Monday, September 21, 2009

9/21 earthquake remembered

Today marks the 10th anniversary of the "9/21" earthquake in Taiwan and we remember the victims of that disaster.

Will update this post with pictures of Operation Lion Heart'99 in Taichung Country after I get them scanned. These pictures have never been publicised before.

The entire 39-member Operation Lion Heart rescue team, plus three rescue dogs, from the Singapore Civil Defence Force assembles for a photocall on 23 September 1999. This picture was taken soon after the morning muster parade, which was done every morning to take stock of the team's operational status and taskings for the day.

Despite their high operational tempo, the SCDF officers placed a heavy emphasis on team discipline and morale. They had no problems with either.

People may wonder why this picture was taken in an ops area. It was done for the benefit of the Lin family (seen here), to leave them with a photograph recording their contributions to the Ops Lion Heart team. The family owned several units in the row of shophouses and allowed the Lion Heart team to use their premises as an advance staging area as it was close to a collapsed condominium development.

My first night in Taichung County was spent sleeping on the floor with the Lion Heart team in the shophouse here. Due to frequent aftershocks, several SCDF officers slept outside under an open sky. They explained that this would save them time in the event of serious aftershocks.

My roomates included SCDF medics, a doctor and members of the SCDF's crack Disaster Assistance Rescue Team. Their presence was reassuring and I knew I was in good company.

A view of the Golden Paris condominium where the SCDF team was deployed.

The shock of the temblor tore apart several condomonium blocks. Just out of frame to the left of the image is part of the condo tower which was left standing, while the block tilted at a crazy angle to the right is the portion that collapsed with residents still inside. When this picture was taken, SCDF officers and Taiwanese rescuers were tunnelling into the rubble.

Another view of a collapsed condominium tower. SCDF officers from the Lion Heart rescue team have just begun entering the collapsed structure. Aftershocks shook the neighbourhood often. Note how the building rubble hanging precariously above the team posed a risk to rescuers. The SCDF team did a thorough recce and risk analysis before any deployment on site.

The SCDF Lion Heart team assembles for a commander's briefing under the constant gaze of the Taiwanese and foreign media. SCDF rescuers, regardless of rank, knew they were "ambassadors" for Singapore and conducted themselves with impeccable discipline throughout the operation. As the Lion Heart team dug further into the rubble, they carried the hopes of scores of survivors who watched from outside the security cordon.

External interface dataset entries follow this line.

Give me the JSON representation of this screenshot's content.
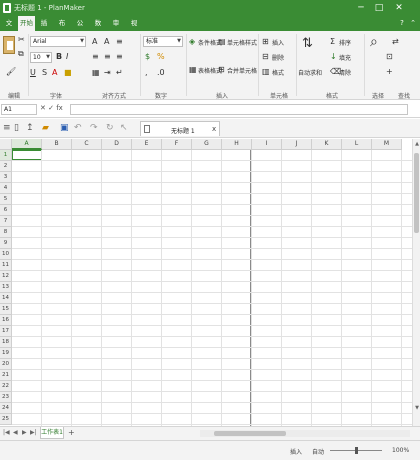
{
  "window": {
    "title": "无标题 1 - PlanMaker",
    "help_glyph": "?",
    "min_glyph": "─",
    "max_glyph": "□",
    "close_glyph": "✕"
  },
  "menu_tabs": [
    {
      "label": "文件",
      "active": false
    },
    {
      "label": "开始",
      "active": true
    },
    {
      "label": "插入",
      "active": false
    },
    {
      "label": "布局",
      "active": false
    },
    {
      "label": "公式",
      "active": false
    },
    {
      "label": "数据",
      "active": false
    },
    {
      "label": "审阅",
      "active": false
    },
    {
      "label": "视图",
      "active": false
    }
  ],
  "ribbon": {
    "font_name": "Arial",
    "font_size": "10",
    "number_format": "标准",
    "buttons": {
      "conditional_format": "条件格式",
      "cell_style": "单元格样式",
      "insert_row": "插入",
      "delete_row": "删除",
      "format": "格式",
      "filter": "筛选",
      "sort": "排序",
      "find": "查找",
      "fill": "填充",
      "clear": "清除",
      "autosum": "自动求和",
      "table_format": "表格格式",
      "merge": "合并单元格"
    },
    "groups": {
      "edit": "编辑",
      "font": "字体",
      "alignment": "对齐方式",
      "number": "数字",
      "insert": "插入",
      "cells": "单元格",
      "format": "格式",
      "select": "选择",
      "search": "查找"
    }
  },
  "formula_bar": {
    "cell_ref": "A1",
    "cancel_glyph": "✕",
    "confirm_glyph": "✓",
    "fx_glyph": "fx",
    "value": ""
  },
  "document_tab": {
    "title": "无标题 1",
    "close_glyph": "x"
  },
  "sheet": {
    "columns": [
      "A",
      "B",
      "C",
      "D",
      "E",
      "F",
      "G",
      "H",
      "I",
      "J",
      "K",
      "L",
      "M"
    ],
    "rows": [
      "1",
      "2",
      "3",
      "4",
      "5",
      "6",
      "7",
      "8",
      "9",
      "10",
      "11",
      "12",
      "13",
      "14",
      "15",
      "16",
      "17",
      "18",
      "19",
      "20",
      "21",
      "22",
      "23",
      "24",
      "25"
    ],
    "selected_col": "A",
    "selected_row": "1"
  },
  "sheet_tabs": [
    {
      "label": "工作表1",
      "active": true
    }
  ],
  "add_sheet_glyph": "+",
  "statusbar": {
    "mode": "插入",
    "autosave": "自动",
    "zoom": "100%"
  },
  "colors": {
    "accent": "#3a8c34",
    "ribbon_bg": "#f3f3f3"
  }
}
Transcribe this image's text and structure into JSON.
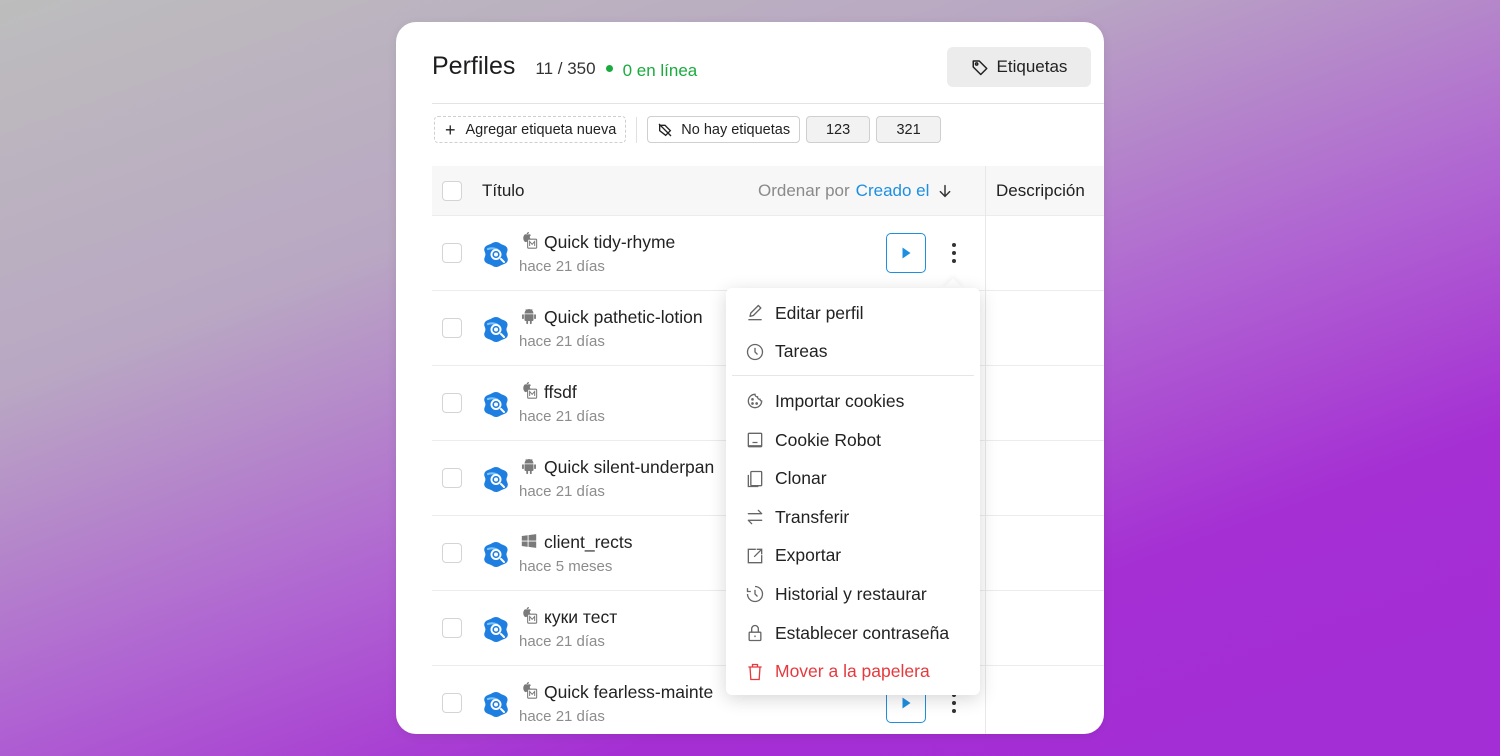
{
  "header": {
    "title": "Perfiles",
    "count": "11 / 350",
    "online": "0 en línea",
    "tags_button": "Etiquetas"
  },
  "tagbar": {
    "add_tag": "Agregar etiqueta nueva",
    "no_tags": "No hay etiquetas",
    "tags": [
      "123",
      "321"
    ]
  },
  "table": {
    "col_title": "Título",
    "sort_label": "Ordenar por",
    "sort_value": "Creado el",
    "col_description": "Descripción",
    "rows": [
      {
        "name": "Quick tidy-rhyme",
        "time": "hace 21 días",
        "os": "macos-icon"
      },
      {
        "name": "Quick pathetic-lotion",
        "time": "hace 21 días",
        "os": "android-icon"
      },
      {
        "name": "ffsdf",
        "time": "hace 21 días",
        "os": "macos-icon"
      },
      {
        "name": "Quick silent-underpan",
        "time": "hace 21 días",
        "os": "android-icon"
      },
      {
        "name": "client_rects",
        "time": "hace 5 meses",
        "os": "windows-icon"
      },
      {
        "name": "куки тест",
        "time": "hace 21 días",
        "os": "macos-icon"
      },
      {
        "name": "Quick fearless-mainte",
        "time": "hace 21 días",
        "os": "macos-icon"
      }
    ]
  },
  "menu": {
    "items": [
      {
        "label": "Editar perfil",
        "icon": "edit-icon"
      },
      {
        "label": "Tareas",
        "icon": "clock-icon"
      },
      {
        "label": "Importar cookies",
        "icon": "cookie-icon"
      },
      {
        "label": "Cookie Robot",
        "icon": "robot-icon"
      },
      {
        "label": "Clonar",
        "icon": "clone-icon"
      },
      {
        "label": "Transferir",
        "icon": "transfer-icon"
      },
      {
        "label": "Exportar",
        "icon": "export-icon"
      },
      {
        "label": "Historial y restaurar",
        "icon": "history-icon"
      },
      {
        "label": "Establecer contraseña",
        "icon": "lock-icon"
      },
      {
        "label": "Mover a la papelera",
        "icon": "trash-icon"
      }
    ]
  },
  "colors": {
    "accent": "#1e8fe0",
    "online": "#1aab3e",
    "danger": "#e6393d"
  }
}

A Taiwanese television crew and myself representing the 90 cents newspaper get a closer view of the rescue operation. The condo tower had collapsed during the night while residents slept inside.

The media were hungry for any scrap of news of the Lion Heart rescue operation. Seen here is a media scrum that developed whenever an SCDF officer updated journalists. The Lion Heart team was self sufficient in terms of transport, as they arrived in-theatre with a Land Rover Defender and one Heavy Rescue Tender, plus rescue trailer.

This is how the 90 cents media team and the Lianhe Zaobao team slept during our two weeks in Taiwan. Furniture, the electric fan and some bedding was donated by Taiwanese residents. By this time, the Lion Heart team had relocated elsewhere.

We chose to continue using the shophouse as a base area and thanked the Lin family for their hospitality. They cooked a hearty dinner for us everynight, despite our many protestations that we didn't want to inconvenience them.

We'd seen the damage sustained by high-rise structures and decided that a stay in (largely vacant) hotels in the vicinity just wasn't worth the risk.

We kept the shophouse unlocked whenever we ventured out to do chase stories. From time to time, curious residents would come in to watch us at work, reading over our shoulders and gawking at the images as the photojournalists processed them.

Their resilience was comforting.

Seen in the image is Enrique Soriano (90 cents paper photographer), and Lim Soon Hua (LHZB). The corpse-like creature is Dennis Thong, the LHZB photographer.

Many journalists aspire to cover exciting stories in disaster zones, but few realise the difficulties scribes face in such areas.

I was totally unprepared for my first embed during an operation. I'd packed the way most people pack for an overseas vacation and didn't even bring a bath towel. The SCDF logistics specialist provided one.

I promised myself that I'd be better equipped for future missions.

I did not have to wait long. In October 1999, the 90 cents paper sent me to East Timor to write about security operations by INTERFET. My first experience reporting on military operations other than war brought yet another round of lessons.

I won a Newscom (newspaper committee) monthly award for Excellence from SPH for the coverage of Operation Lion Heart.

Check next month's update: 10th anniversary of Operation Blue Heron.

1 comment:

Anonymous said...

Thanks David for the photos and write up. These are precious. Mr Lin foresight to build a house with double its necessary foundation strength saved the day. There was precious water and the luxurious electricity for us. Cannot forget their generosity sharing their place with the team and the dogs.